2011. 02. 03.
College of Idaho professor Rob Dayley and four C of I students have earned a $25,000 Student-Faculty Collaborative Research Grant from the Freeman Foundation and ASIANetwork, a national consortium of Asian studies programs. The grant will support Dayley and his students on a month-long trip this summer in Thailand, where they will conduct research on the consequences of economic development and trade liberalization and produce a video documentary.
Dayley, a professor of political economy and Asian studies, will join C of I seniors Morgan Bow (Gooding), Alex Grande (Boise), Chris Kober (Germany) and Nikki Watson (Boise) on the research trip to Thailand. The C of I group's grant proposal, “Tangerine Dreams: The Local Effects of Liberalizing Thai-China Trade,” was one of only 13 to receive funding from the ASIANetwork this year.
“This grant shows we have a strong Asian studies program for a liberal arts college,” Dayley said. “We joined ASIANetwork about five years ago and we definitely are excited that they accepted our proposal. Hopefully, this is the first of many grant-funded research trips to come.”
Dayley and his students will spend four weeks in the “Golden Triangle” region of northern Thailand, where they will research the effects of the country's rapidly expanding tangerine industry. The team will consider how tangerine production and Thai-China trade benefits and harms local communities economically, socially and environmentally. As part of their project, the C of I group will interview local farmers, public officials and community leaders—including a Buddhist abbot famous for ceremonially ordaining old-growth teak trees as monks to ward off tangerine developers who encroach on forest land. The students also will document the transformation of Thailand's northern border area from a dangerous zone where opium traffickers and warlords held much power to an agricultural hotspot for tropical fruit production and global trade. After collecting data in Thailand, the students will return to Caldwell to compile their findings. The team will present a research paper, poster and video documentary at ASIANetwork's 2012 national conference in Willamette, Ore.
“This is unique because it's an even smaller group than I usually take,” said Dayley, who has led multiple student trips to Asian countries. “The students did a lot of preliminary research for this study, including language preparation. The grant funding allows them to get beyond the classroom to develop their international research skills. The project reinforces the student-oriented mission of the College by emphasizing close faculty-student mentorship.”

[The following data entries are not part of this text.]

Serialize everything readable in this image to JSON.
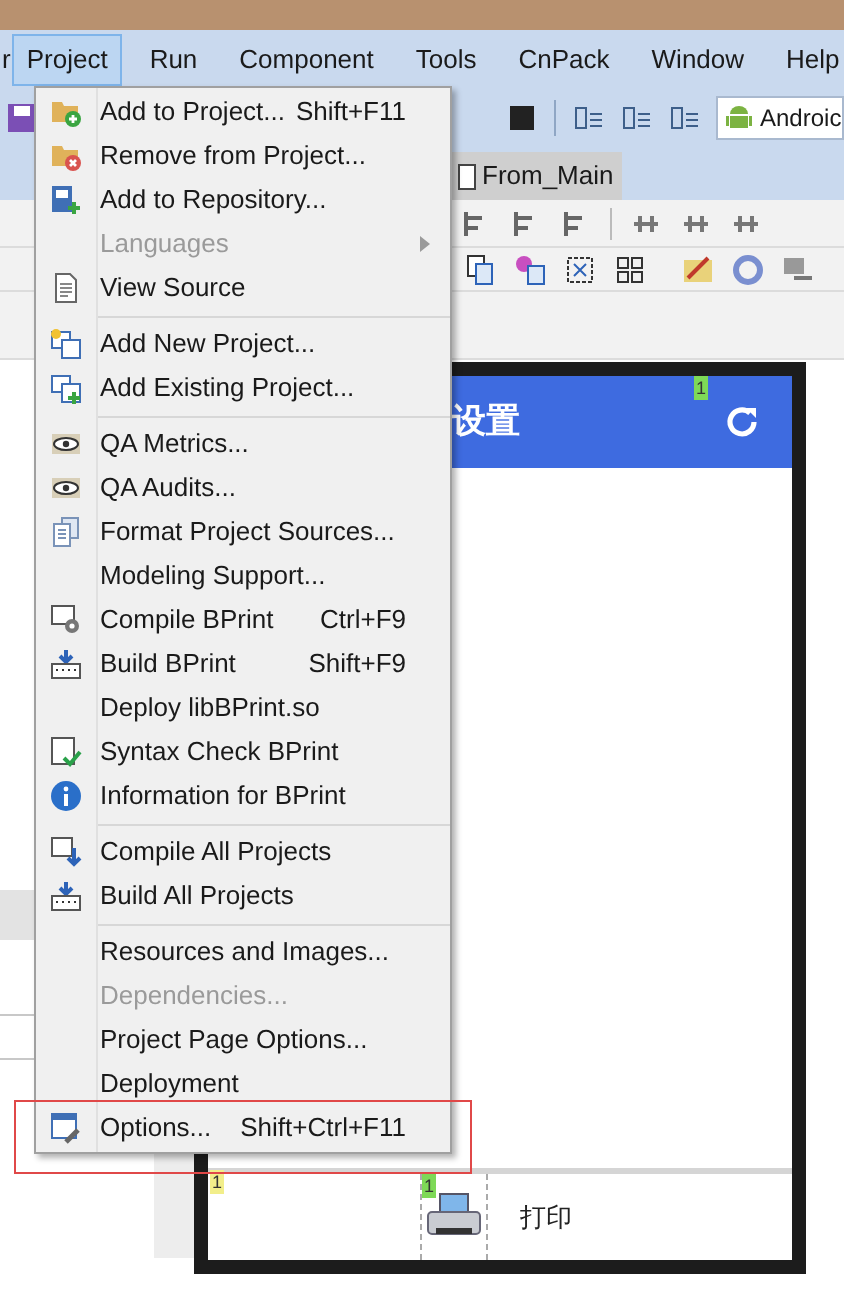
{
  "menubar": [
    {
      "label": "r",
      "selected": false
    },
    {
      "label": "Project",
      "selected": true
    },
    {
      "label": "Run",
      "selected": false
    },
    {
      "label": "Component",
      "selected": false
    },
    {
      "label": "Tools",
      "selected": false
    },
    {
      "label": "CnPack",
      "selected": false
    },
    {
      "label": "Window",
      "selected": false
    },
    {
      "label": "Help",
      "selected": false
    }
  ],
  "toolbar": {
    "platform_combo": "Androic"
  },
  "tabs": [
    {
      "label": "From_Main",
      "selected": true
    }
  ],
  "form": {
    "header_title": "设置",
    "print_label": "打印",
    "badges": [
      {
        "text": "1",
        "color": "#7ed957"
      },
      {
        "text": "1",
        "color": "#f2ee8a"
      },
      {
        "text": "1",
        "color": "#7ed957"
      }
    ]
  },
  "menu": {
    "items": [
      {
        "kind": "item",
        "label": "Add to Project...",
        "shortcut": "Shift+F11",
        "disabled": false,
        "submenu": false,
        "outlined": false
      },
      {
        "kind": "item",
        "label": "Remove from Project...",
        "disabled": false,
        "submenu": false,
        "outlined": false
      },
      {
        "kind": "item",
        "label": "Add to Repository...",
        "disabled": false,
        "submenu": false,
        "outlined": false
      },
      {
        "kind": "item",
        "label": "Languages",
        "disabled": true,
        "submenu": true,
        "outlined": false
      },
      {
        "kind": "item",
        "label": "View Source",
        "disabled": false,
        "submenu": false,
        "outlined": false
      },
      {
        "kind": "separator"
      },
      {
        "kind": "item",
        "label": "Add New Project...",
        "disabled": false,
        "submenu": false,
        "outlined": false
      },
      {
        "kind": "item",
        "label": "Add Existing Project...",
        "disabled": false,
        "submenu": false,
        "outlined": false
      },
      {
        "kind": "separator"
      },
      {
        "kind": "item",
        "label": "QA Metrics...",
        "disabled": false,
        "submenu": false,
        "outlined": false
      },
      {
        "kind": "item",
        "label": "QA Audits...",
        "disabled": false,
        "submenu": false,
        "outlined": false
      },
      {
        "kind": "item",
        "label": "Format Project Sources...",
        "disabled": false,
        "submenu": false,
        "outlined": false
      },
      {
        "kind": "item",
        "label": "Modeling Support...",
        "disabled": false,
        "submenu": false,
        "outlined": false
      },
      {
        "kind": "item",
        "label": "Compile BPrint",
        "shortcut": "Ctrl+F9",
        "disabled": false,
        "submenu": false,
        "outlined": false
      },
      {
        "kind": "item",
        "label": "Build BPrint",
        "shortcut": "Shift+F9",
        "disabled": false,
        "submenu": false,
        "outlined": false
      },
      {
        "kind": "item",
        "label": "Deploy libBPrint.so",
        "disabled": false,
        "submenu": false,
        "outlined": false
      },
      {
        "kind": "item",
        "label": "Syntax Check BPrint",
        "disabled": false,
        "submenu": false,
        "outlined": false
      },
      {
        "kind": "item",
        "label": "Information for BPrint",
        "disabled": false,
        "submenu": false,
        "outlined": false
      },
      {
        "kind": "separator"
      },
      {
        "kind": "item",
        "label": "Compile All Projects",
        "disabled": false,
        "submenu": false,
        "outlined": false
      },
      {
        "kind": "item",
        "label": "Build All Projects",
        "disabled": false,
        "submenu": false,
        "outlined": false
      },
      {
        "kind": "separator"
      },
      {
        "kind": "item",
        "label": "Resources and Images...",
        "disabled": false,
        "submenu": false,
        "outlined": false
      },
      {
        "kind": "item",
        "label": "Dependencies...",
        "disabled": true,
        "submenu": false,
        "outlined": false
      },
      {
        "kind": "item",
        "label": "Project Page Options...",
        "disabled": false,
        "submenu": false,
        "outlined": false
      },
      {
        "kind": "item",
        "label": "Deployment",
        "disabled": false,
        "submenu": false,
        "outlined": false
      },
      {
        "kind": "item",
        "label": "Options...",
        "shortcut": "Shift+Ctrl+F11",
        "disabled": false,
        "submenu": false,
        "outlined": true
      }
    ]
  }
}
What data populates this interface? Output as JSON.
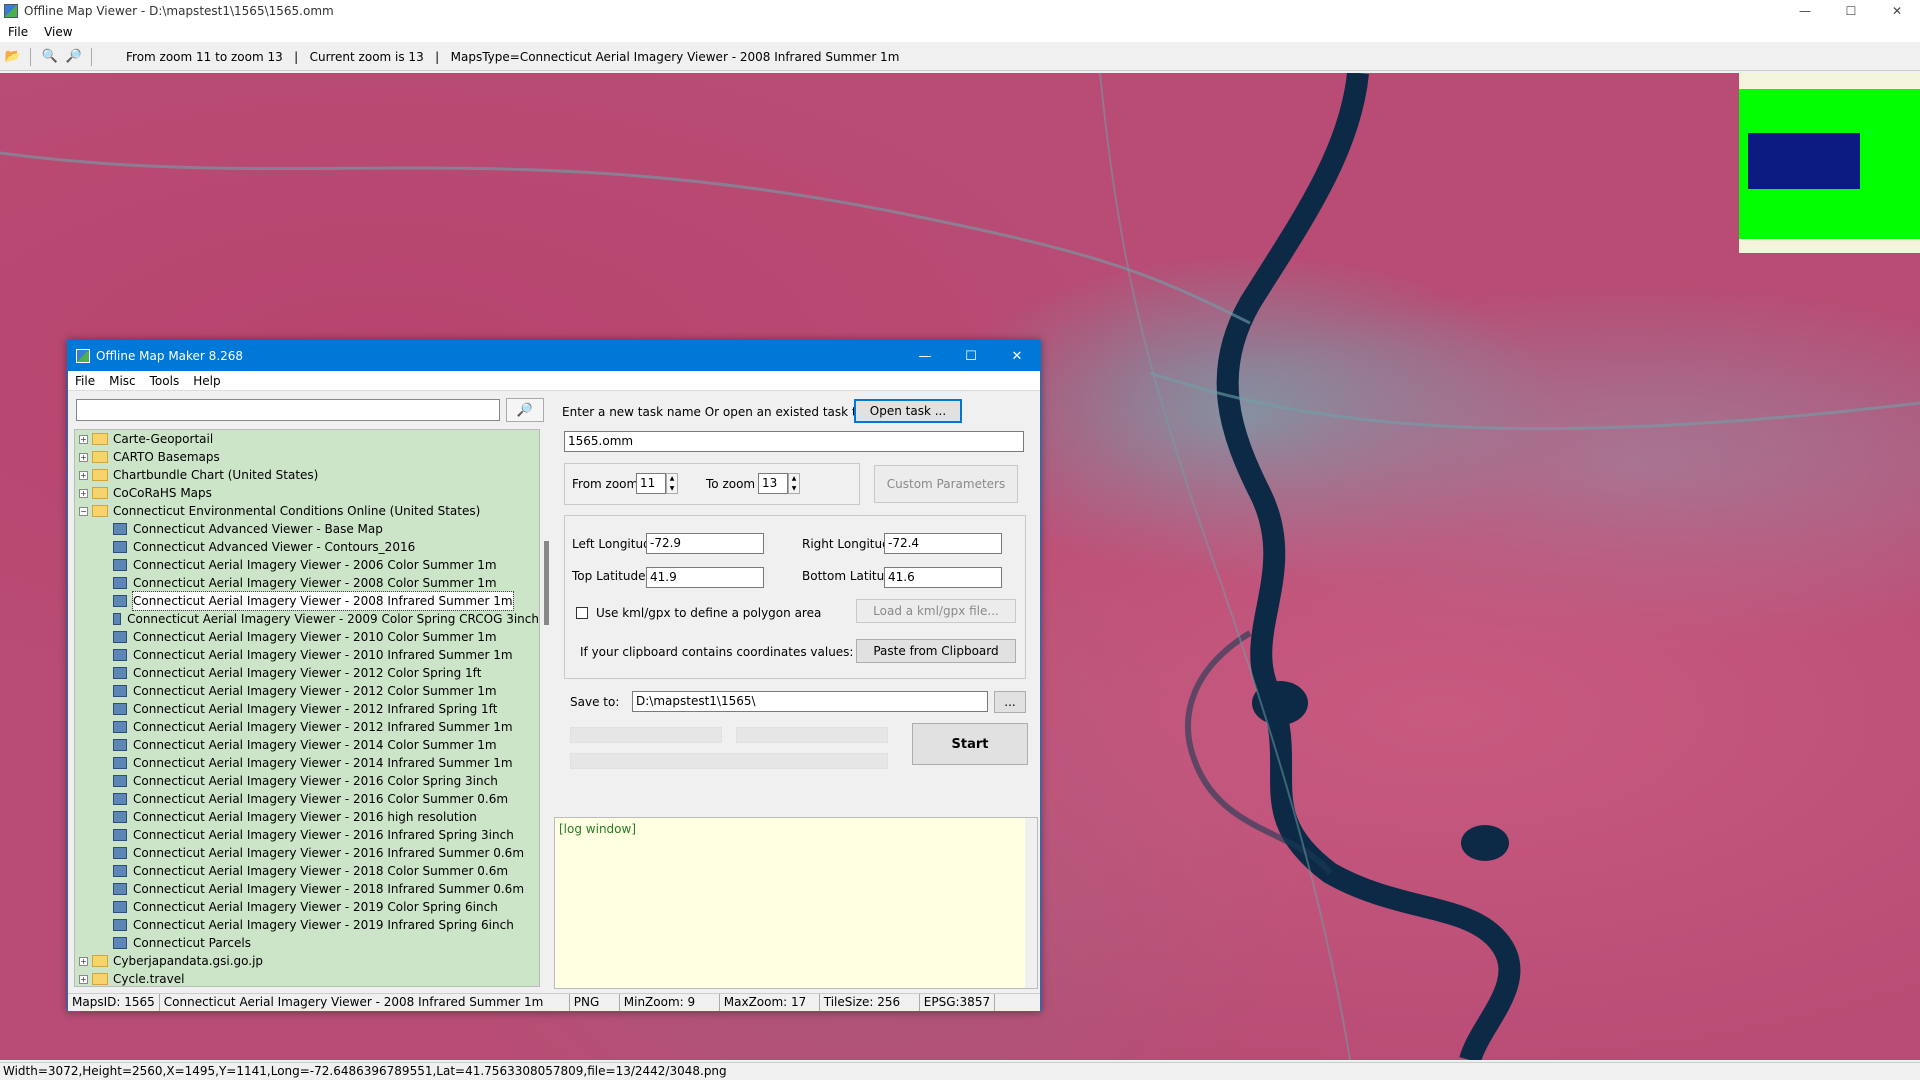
{
  "window": {
    "title": "Offline Map Viewer - D:\\mapstest1\\1565\\1565.omm",
    "min": "—",
    "max": "☐",
    "close": "✕"
  },
  "menu": [
    "File",
    "View"
  ],
  "toolbar": {
    "info": "From zoom 11 to zoom 13   |   Current zoom is 13   |   MapsType=Connecticut Aerial Imagery Viewer - 2008 Infrared Summer 1m",
    "icons": [
      "open-folder-icon",
      "zoom-out-icon",
      "zoom-in-icon"
    ]
  },
  "statusbar": "Width=3072,Height=2560,X=1495,Y=1141,Long=-72.6486396789551,Lat=41.7563308057809,file=13/2442/3048.png",
  "dialog": {
    "title": "Offline Map Maker 8.268",
    "menu": [
      "File",
      "Misc",
      "Tools",
      "Help"
    ],
    "search_placeholder": "",
    "tree": [
      {
        "label": "Carte-Geoportail",
        "type": "folder",
        "expanded": false
      },
      {
        "label": "CARTO Basemaps",
        "type": "folder",
        "expanded": false
      },
      {
        "label": "Chartbundle Chart (United States)",
        "type": "folder",
        "expanded": false
      },
      {
        "label": "CoCoRaHS Maps",
        "type": "folder",
        "expanded": false
      },
      {
        "label": "Connecticut Environmental Conditions Online (United States)",
        "type": "folder",
        "expanded": true
      },
      {
        "label": "Connecticut Advanced Viewer - Base Map",
        "type": "leaf"
      },
      {
        "label": "Connecticut Advanced Viewer - Contours_2016",
        "type": "leaf"
      },
      {
        "label": "Connecticut Aerial Imagery Viewer - 2006 Color Summer 1m",
        "type": "leaf"
      },
      {
        "label": "Connecticut Aerial Imagery Viewer - 2008 Color Summer 1m",
        "type": "leaf"
      },
      {
        "label": "Connecticut Aerial Imagery Viewer - 2008 Infrared Summer 1m",
        "type": "leaf",
        "selected": true
      },
      {
        "label": "Connecticut Aerial Imagery Viewer - 2009 Color Spring CRCOG 3inch",
        "type": "leaf"
      },
      {
        "label": "Connecticut Aerial Imagery Viewer - 2010 Color Summer 1m",
        "type": "leaf"
      },
      {
        "label": "Connecticut Aerial Imagery Viewer - 2010 Infrared Summer 1m",
        "type": "leaf"
      },
      {
        "label": "Connecticut Aerial Imagery Viewer - 2012 Color Spring 1ft",
        "type": "leaf"
      },
      {
        "label": "Connecticut Aerial Imagery Viewer - 2012 Color Summer 1m",
        "type": "leaf"
      },
      {
        "label": "Connecticut Aerial Imagery Viewer - 2012 Infrared Spring 1ft",
        "type": "leaf"
      },
      {
        "label": "Connecticut Aerial Imagery Viewer - 2012 Infrared Summer 1m",
        "type": "leaf"
      },
      {
        "label": "Connecticut Aerial Imagery Viewer - 2014 Color Summer 1m",
        "type": "leaf"
      },
      {
        "label": "Connecticut Aerial Imagery Viewer - 2014 Infrared Summer 1m",
        "type": "leaf"
      },
      {
        "label": "Connecticut Aerial Imagery Viewer - 2016 Color Spring 3inch",
        "type": "leaf"
      },
      {
        "label": "Connecticut Aerial Imagery Viewer - 2016 Color Summer 0.6m",
        "type": "leaf"
      },
      {
        "label": "Connecticut Aerial Imagery Viewer - 2016 high resolution",
        "type": "leaf"
      },
      {
        "label": "Connecticut Aerial Imagery Viewer - 2016 Infrared Spring 3inch",
        "type": "leaf"
      },
      {
        "label": "Connecticut Aerial Imagery Viewer - 2016 Infrared Summer 0.6m",
        "type": "leaf"
      },
      {
        "label": "Connecticut Aerial Imagery Viewer - 2018 Color Summer 0.6m",
        "type": "leaf"
      },
      {
        "label": "Connecticut Aerial Imagery Viewer - 2018 Infrared Summer 0.6m",
        "type": "leaf"
      },
      {
        "label": "Connecticut Aerial Imagery Viewer - 2019 Color Spring 6inch",
        "type": "leaf"
      },
      {
        "label": "Connecticut Aerial Imagery Viewer - 2019 Infrared Spring 6inch",
        "type": "leaf"
      },
      {
        "label": "Connecticut Parcels",
        "type": "leaf"
      },
      {
        "label": "Cyberjapandata.gsi.go.jp",
        "type": "folder",
        "expanded": false
      },
      {
        "label": "Cycle.travel",
        "type": "folder",
        "expanded": false
      }
    ],
    "task_prompt": "Enter a new task name Or open an existed task to continue:",
    "open_task": "Open task ...",
    "task_name": "1565.omm",
    "from_zoom_label": "From zoom",
    "from_zoom": "11",
    "to_zoom_label": "To zoom",
    "to_zoom": "13",
    "custom_params": "Custom Parameters",
    "left_lon_label": "Left Longitude",
    "left_lon": "-72.9",
    "right_lon_label": "Right Longitude",
    "right_lon": "-72.4",
    "top_lat_label": "Top Latitude",
    "top_lat": "41.9",
    "bottom_lat_label": "Bottom Latitude",
    "bottom_lat": "41.6",
    "kml_check_label": "Use kml/gpx to define a polygon area",
    "load_kml": "Load a kml/gpx file...",
    "clipboard_label": "If your clipboard contains coordinates values:",
    "paste_clipboard": "Paste from Clipboard",
    "save_to_label": "Save to:",
    "save_to": "D:\\mapstest1\\1565\\",
    "browse": "...",
    "start": "Start",
    "log": "[log window]",
    "status": [
      "MapsID: 1565",
      "Connecticut Aerial Imagery Viewer - 2008 Infrared Summer 1m",
      "PNG",
      "MinZoom: 9",
      "MaxZoom: 17",
      "TileSize: 256",
      "EPSG:3857"
    ]
  },
  "colors": {
    "accent": "#0078d7",
    "tree_bg": "#cce4c8",
    "map": "#b84c74",
    "river": "#0c2a45",
    "overview_green": "#00ff00",
    "overview_blue": "#0a1a80"
  }
}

Founded in 1891, The College of Idaho is the state's oldest private liberal arts college. It has a century-old tradition of educating some of the most accomplished graduates in Idaho, including six Rhodes Scholars, three Marshall Scholars, and another ten Truman and Goldwater Scholars. The College is located on a beautiful campus in Caldwell, Idaho. Its distinctive PEAK curriculum challenges students to attain competencies in the four knowledge peaks of the humanities, natural sciences, social sciences and a professional field, enabling them to graduate with an academic major and three undergraduate minors in four years. For more information on The College of Idaho, visit www.collegeofidaho.edu.